Gainesville was ranked Monday as the one of the most LGBTQ-inclusive cities in Florida.
In the Human Rights Campaign’s 2016 Municipal Equality Index, Gainesville was ranked sixth most inclusive to members of the LGBTQ+ community, based on how anti-discrimination policy is handled by local government and law enforcement, according to a media release.
The top cities were Miami Beach, Orlando, St. Petersburg, West Palm Beach and Wilton Manors, all with perfect scores of 100 points. Gainesville earned 98 points.
Terry Fleming, the co-president of the Pride Community Center of North Central Florida, said Gainesville’s ranking was well-deserved.
Just this year, he said, both Gainesville Police and the Alachua County Sheriff’s Office hired three LGBTQ+ liaisons to allow members of the community to directly contact law enforcement when faced with discrimination, he said.
In 2008, Flemings said, Gainesville became the first city in the U.S. to uphold anti-discrimination policies specifically aimed toward transgender people.
“That speaks volumes for what Gainesville is like when you hear about the battles being fought in North Carolina or Indiana and other places struggling to pass protections,” he said. “Gainesville was the first place to get that done.”
Although she’s glad that the city received such a high ranking, Carolyna Guillen, the president of UF’s Pride Student Union, said she doesn’t feel Gainesville is as inclusive as UF.
Of the several services and programs offered to LGBTQ+ students, she said the Trans Resource Network may be the most important to students beginning their gender transitions.
“We see a lot of youth who are transitioning during college, and to have a resource available to them that can help with name changes, hormone therapy and counseling is so wonderful,” she said. “Too wonderful for me to express.”
Services like the Trans Resource Network, a new permanent Pulse shooting memorial to be installed at the Reitz Union and gender-neutral bathrooms are all small steps toward making UF as inclusive as it can be, she said.
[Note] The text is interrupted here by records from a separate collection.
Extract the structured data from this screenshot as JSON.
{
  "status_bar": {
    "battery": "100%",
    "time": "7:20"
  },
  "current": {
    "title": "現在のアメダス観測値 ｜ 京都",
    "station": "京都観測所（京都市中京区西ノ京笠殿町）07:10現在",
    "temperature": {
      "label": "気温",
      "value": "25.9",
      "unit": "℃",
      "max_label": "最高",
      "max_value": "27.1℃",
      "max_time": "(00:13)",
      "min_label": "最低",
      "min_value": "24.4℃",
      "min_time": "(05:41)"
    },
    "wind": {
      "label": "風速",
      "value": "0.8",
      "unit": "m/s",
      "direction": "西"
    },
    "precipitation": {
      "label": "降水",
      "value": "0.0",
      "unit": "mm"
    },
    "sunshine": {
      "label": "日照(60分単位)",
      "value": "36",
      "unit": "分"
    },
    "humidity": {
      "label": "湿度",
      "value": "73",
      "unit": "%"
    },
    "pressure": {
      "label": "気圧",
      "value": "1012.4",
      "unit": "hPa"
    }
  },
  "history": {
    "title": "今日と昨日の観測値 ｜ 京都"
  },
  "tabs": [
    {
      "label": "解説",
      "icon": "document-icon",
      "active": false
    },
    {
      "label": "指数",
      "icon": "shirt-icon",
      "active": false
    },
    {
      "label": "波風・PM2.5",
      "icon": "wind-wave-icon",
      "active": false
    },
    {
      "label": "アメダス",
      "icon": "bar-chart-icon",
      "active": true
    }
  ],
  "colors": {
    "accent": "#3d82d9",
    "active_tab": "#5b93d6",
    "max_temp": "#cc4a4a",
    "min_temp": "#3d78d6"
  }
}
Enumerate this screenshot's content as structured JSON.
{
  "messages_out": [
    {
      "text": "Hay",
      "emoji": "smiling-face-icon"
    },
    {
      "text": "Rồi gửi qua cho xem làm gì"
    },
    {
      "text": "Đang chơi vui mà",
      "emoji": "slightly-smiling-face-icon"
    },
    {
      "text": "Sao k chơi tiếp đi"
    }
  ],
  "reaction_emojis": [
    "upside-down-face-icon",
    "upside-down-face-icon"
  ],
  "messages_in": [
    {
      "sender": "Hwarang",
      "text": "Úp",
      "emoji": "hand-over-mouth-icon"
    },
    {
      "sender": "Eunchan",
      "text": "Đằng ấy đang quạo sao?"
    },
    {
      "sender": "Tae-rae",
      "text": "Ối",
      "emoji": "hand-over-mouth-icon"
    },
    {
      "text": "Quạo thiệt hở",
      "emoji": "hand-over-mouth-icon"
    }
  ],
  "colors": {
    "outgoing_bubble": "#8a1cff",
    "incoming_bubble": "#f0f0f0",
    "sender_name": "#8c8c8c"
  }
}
“These are all efforts that help make UF more inclusive and welcoming of our community; however, there’s always more to be done,” she said. “UF has made long strides, but the walk isn’t over.”